**Goal of the exercise:** An exact copy of all records is expected, minus the images.

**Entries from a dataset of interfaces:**
== Segment start ==
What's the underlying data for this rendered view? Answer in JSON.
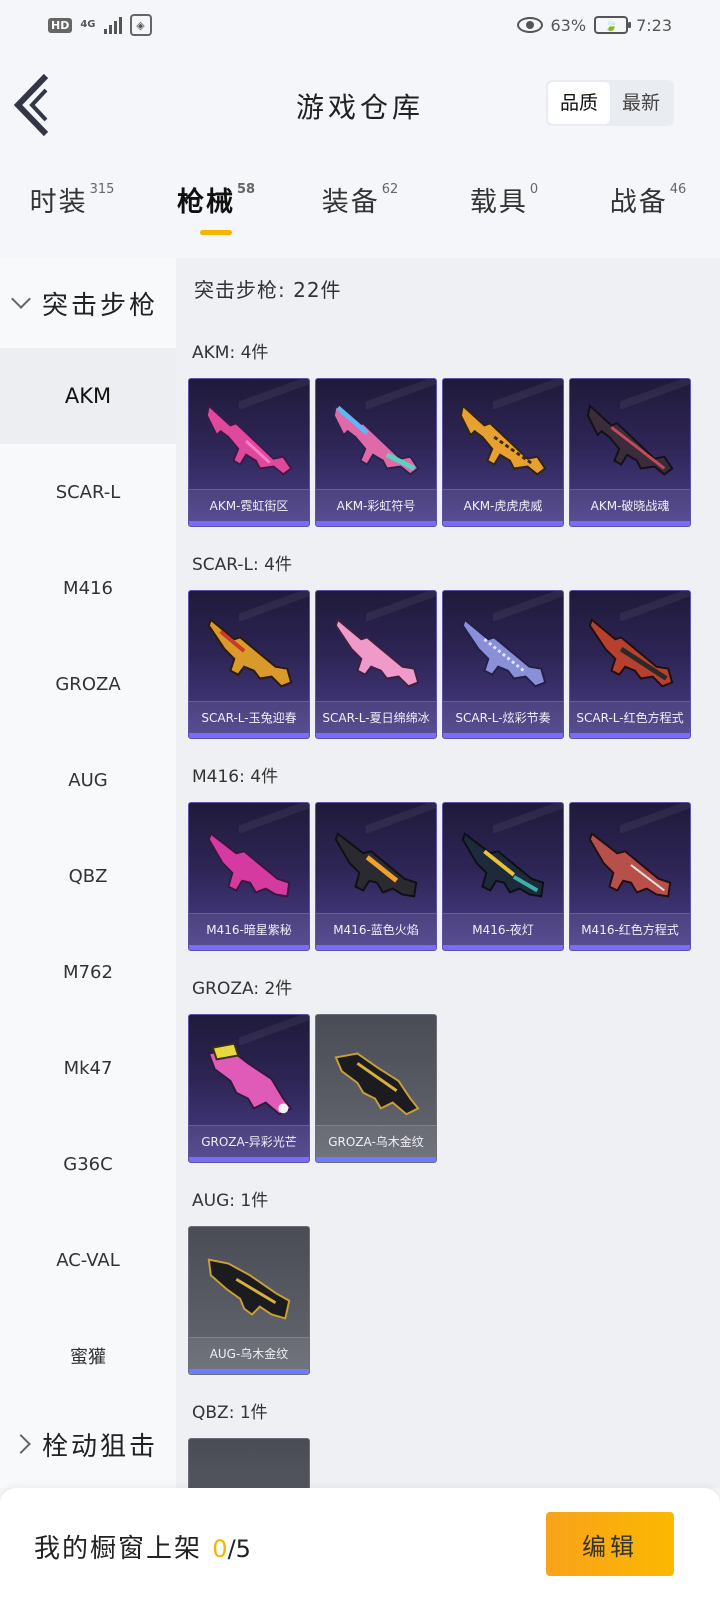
{
  "status_bar": {
    "hd": "HD",
    "network": "4G",
    "battery": "63%",
    "time": "7:23"
  },
  "header": {
    "title": "游戏仓库",
    "sort": [
      "品质",
      "最新"
    ]
  },
  "tabs": [
    {
      "label": "时装",
      "count": "315"
    },
    {
      "label": "枪械",
      "count": "58"
    },
    {
      "label": "装备",
      "count": "62"
    },
    {
      "label": "载具",
      "count": "0"
    },
    {
      "label": "战备",
      "count": "46"
    }
  ],
  "sidebar": {
    "group_open": "突击步枪",
    "items": [
      "AKM",
      "SCAR-L",
      "M416",
      "GROZA",
      "AUG",
      "QBZ",
      "M762",
      "Mk47",
      "G36C",
      "AC-VAL",
      "蜜獾"
    ],
    "group_next": "栓动狙击"
  },
  "content": {
    "title": "突击步枪: 22件",
    "groups": [
      {
        "title": "AKM: 4件",
        "items": [
          "AKM-霓虹街区",
          "AKM-彩虹符号",
          "AKM-虎虎虎威",
          "AKM-破晓战魂"
        ]
      },
      {
        "title": "SCAR-L: 4件",
        "items": [
          "SCAR-L-玉兔迎春",
          "SCAR-L-夏日绵绵冰",
          "SCAR-L-炫彩节奏",
          "SCAR-L-红色方程式"
        ]
      },
      {
        "title": "M416: 4件",
        "items": [
          "M416-暗星紫秘",
          "M416-蓝色火焰",
          "M416-夜灯",
          "M416-红色方程式"
        ]
      },
      {
        "title": "GROZA: 2件",
        "items": [
          "GROZA-异彩光芒",
          "GROZA-乌木金纹"
        ]
      },
      {
        "title": "AUG: 1件",
        "items": [
          "AUG-乌木金纹"
        ]
      },
      {
        "title": "QBZ: 1件",
        "items": []
      }
    ]
  },
  "bottom": {
    "label": "我的橱窗上架",
    "current": "0",
    "total": "/5",
    "edit": "编辑"
  },
  "colors": {
    "accent": "#f5b400",
    "epic_card": "#2e2556",
    "plain_card": "#5a5c66"
  }
}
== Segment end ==
**Written response:**
What's the underlying data for this rendered view? Answer in JSON.
{
  "status_bar": {
    "hd": "HD",
    "network": "4G",
    "battery": "63%",
    "time": "7:23"
  },
  "header": {
    "title": "游戏仓库",
    "sort": [
      "品质",
      "最新"
    ]
  },
  "tabs": [
    {
      "label": "时装",
      "count": "315"
    },
    {
      "label": "枪械",
      "count": "58"
    },
    {
      "label": "装备",
      "count": "62"
    },
    {
      "label": "载具",
      "count": "0"
    },
    {
      "label": "战备",
      "count": "46"
    }
  ],
  "sidebar": {
    "group_open": "突击步枪",
    "items": [
      "AKM",
      "SCAR-L",
      "M416",
      "GROZA",
      "AUG",
      "QBZ",
      "M762",
      "Mk47",
      "G36C",
      "AC-VAL",
      "蜜獾"
    ],
    "group_next": "栓动狙击"
  },
  "content": {
    "title": "突击步枪: 22件",
    "groups": [
      {
        "title": "AKM: 4件",
        "items": [
          "AKM-霓虹街区",
          "AKM-彩虹符号",
          "AKM-虎虎虎威",
          "AKM-破晓战魂"
        ]
      },
      {
        "title": "SCAR-L: 4件",
        "items": [
          "SCAR-L-玉兔迎春",
          "SCAR-L-夏日绵绵冰",
          "SCAR-L-炫彩节奏",
          "SCAR-L-红色方程式"
        ]
      },
      {
        "title": "M416: 4件",
        "items": [
          "M416-暗星紫秘",
          "M416-蓝色火焰",
          "M416-夜灯",
          "M416-红色方程式"
        ]
      },
      {
        "title": "GROZA: 2件",
        "items": [
          "GROZA-异彩光芒",
          "GROZA-乌木金纹"
        ]
      },
      {
        "title": "AUG: 1件",
        "items": [
          "AUG-乌木金纹"
        ]
      },
      {
        "title": "QBZ: 1件",
        "items": []
      }
    ]
  },
  "bottom": {
    "label": "我的橱窗上架",
    "current": "0",
    "total": "/5",
    "edit": "编辑"
  },
  "colors": {
    "accent": "#f5b400",
    "epic_card": "#2e2556",
    "plain_card": "#5a5c66"
  }
}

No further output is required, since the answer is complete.